E1b1b1 may have arisen instead in the Near East or the Middle East and then expanded into the Mediterranean with the

spread of agriculture.All major sub-branches of E1b1b1 are thought to have originated in the same general area

as the parent clade: in North Africa, the Horn of Africa, or the Near East. Underhill (2002) believes that the structure

and regional pattern of E-M35 sub-clades potentially give "reagents with which to infer specific episodes of population

histories associated with the Neolithic agricultural expansion".

 

 

R1b1b2.. 40 members

 

The I Group...3 members

 

I1..1 member

 

The group displays a very clear frequency gradient, with a peak of approximately 40 percent among the populations of

western Finland and more than 50 percent in the province of Satakunta,around 35 percent in southern Norway,

southwestern Sweden especially on the island of Gotland, and Denmark, with rapidly decreasing frequencies toward the

edges of the historically Germanic sphere of influence. (http://en.wikipedia.org/wiki/I1a)

 

I2a..1 member

 

Haplogroup I2a appears to have originated in the Balkans, perhaps from a glacial refugium there; I2a is very common in

Croatia and Bosnia today and decreases in frequency across Eastern Europe. A rare offshoot branch of I2a is also found

further West, including in the British Isles. Another subgroup of I2a is by far the most common lineage in Sardinia, but

it is also found at low frequencies in France and Spain (http://www.ethnoancestry.com/I1b1.html)

 

I21b..1 member

 

The distributions of Haplogroup I1 and Haplogroup I2b1 seem to correlate fairly well with the extent of historical influence

of Germanic peoples.
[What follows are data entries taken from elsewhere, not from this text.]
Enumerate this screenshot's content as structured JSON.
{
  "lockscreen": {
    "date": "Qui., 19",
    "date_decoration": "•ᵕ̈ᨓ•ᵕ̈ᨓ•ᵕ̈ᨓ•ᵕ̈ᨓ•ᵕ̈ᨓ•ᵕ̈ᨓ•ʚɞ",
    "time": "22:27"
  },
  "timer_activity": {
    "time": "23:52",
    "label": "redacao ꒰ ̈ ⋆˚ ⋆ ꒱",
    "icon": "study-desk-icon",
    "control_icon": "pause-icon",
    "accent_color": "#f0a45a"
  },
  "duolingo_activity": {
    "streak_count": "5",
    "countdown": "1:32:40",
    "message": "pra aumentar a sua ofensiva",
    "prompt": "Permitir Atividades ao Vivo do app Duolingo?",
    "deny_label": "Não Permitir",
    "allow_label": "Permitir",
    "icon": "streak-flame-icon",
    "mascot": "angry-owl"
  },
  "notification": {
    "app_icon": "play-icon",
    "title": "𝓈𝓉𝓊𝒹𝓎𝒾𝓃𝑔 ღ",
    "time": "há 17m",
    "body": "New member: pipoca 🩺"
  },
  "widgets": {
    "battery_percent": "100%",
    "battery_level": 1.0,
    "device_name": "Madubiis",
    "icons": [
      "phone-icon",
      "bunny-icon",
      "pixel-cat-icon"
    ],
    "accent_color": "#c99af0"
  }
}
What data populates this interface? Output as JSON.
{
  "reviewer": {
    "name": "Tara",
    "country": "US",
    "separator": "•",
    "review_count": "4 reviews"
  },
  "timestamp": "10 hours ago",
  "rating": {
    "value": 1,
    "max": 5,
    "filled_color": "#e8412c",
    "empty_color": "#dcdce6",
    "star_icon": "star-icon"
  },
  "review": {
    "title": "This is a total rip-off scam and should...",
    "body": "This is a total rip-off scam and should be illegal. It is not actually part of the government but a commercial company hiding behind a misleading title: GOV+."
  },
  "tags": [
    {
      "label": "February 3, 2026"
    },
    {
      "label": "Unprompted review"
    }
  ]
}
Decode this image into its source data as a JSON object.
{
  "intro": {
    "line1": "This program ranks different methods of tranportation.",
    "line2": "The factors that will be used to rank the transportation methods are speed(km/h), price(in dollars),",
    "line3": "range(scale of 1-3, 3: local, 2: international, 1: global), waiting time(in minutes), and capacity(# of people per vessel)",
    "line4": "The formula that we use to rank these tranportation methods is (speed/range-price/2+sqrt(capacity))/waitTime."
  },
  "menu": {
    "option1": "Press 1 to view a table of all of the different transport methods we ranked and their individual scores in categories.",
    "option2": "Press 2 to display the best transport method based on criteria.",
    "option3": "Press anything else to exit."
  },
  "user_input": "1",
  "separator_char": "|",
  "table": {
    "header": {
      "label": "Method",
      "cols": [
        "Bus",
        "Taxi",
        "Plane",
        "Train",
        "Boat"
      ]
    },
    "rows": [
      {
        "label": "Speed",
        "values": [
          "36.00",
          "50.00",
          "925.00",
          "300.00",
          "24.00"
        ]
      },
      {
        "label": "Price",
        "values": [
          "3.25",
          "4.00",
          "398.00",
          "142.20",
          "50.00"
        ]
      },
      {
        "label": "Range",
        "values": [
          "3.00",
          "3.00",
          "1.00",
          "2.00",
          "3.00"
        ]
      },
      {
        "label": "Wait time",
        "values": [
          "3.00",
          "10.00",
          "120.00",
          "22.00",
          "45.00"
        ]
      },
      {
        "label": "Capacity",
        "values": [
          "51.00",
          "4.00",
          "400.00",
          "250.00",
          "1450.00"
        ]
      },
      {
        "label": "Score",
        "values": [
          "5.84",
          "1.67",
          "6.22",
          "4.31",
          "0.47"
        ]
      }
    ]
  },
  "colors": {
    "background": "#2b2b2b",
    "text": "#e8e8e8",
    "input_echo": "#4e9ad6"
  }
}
Haplogroup I2b1 has been found in over 4% of the population only in Germany, the Netherlands, Belgium,

Denmark, England (not including Wales or Cornwall), Scotland, and the southern tips of Sweden and Norway in Northwest Europe;

the provinces of Normandy, Maine, Anjou, and Perche in northwestern France; the province of Provence in southeastern France;

the regions of Tuscany, Umbria, and Latium in Italy; and Moldavia and the area around Russia's Ryazan Oblast and Republic of

Mordovia in Eastern Europe (http://en.wikipedia.org/wiki/I1b)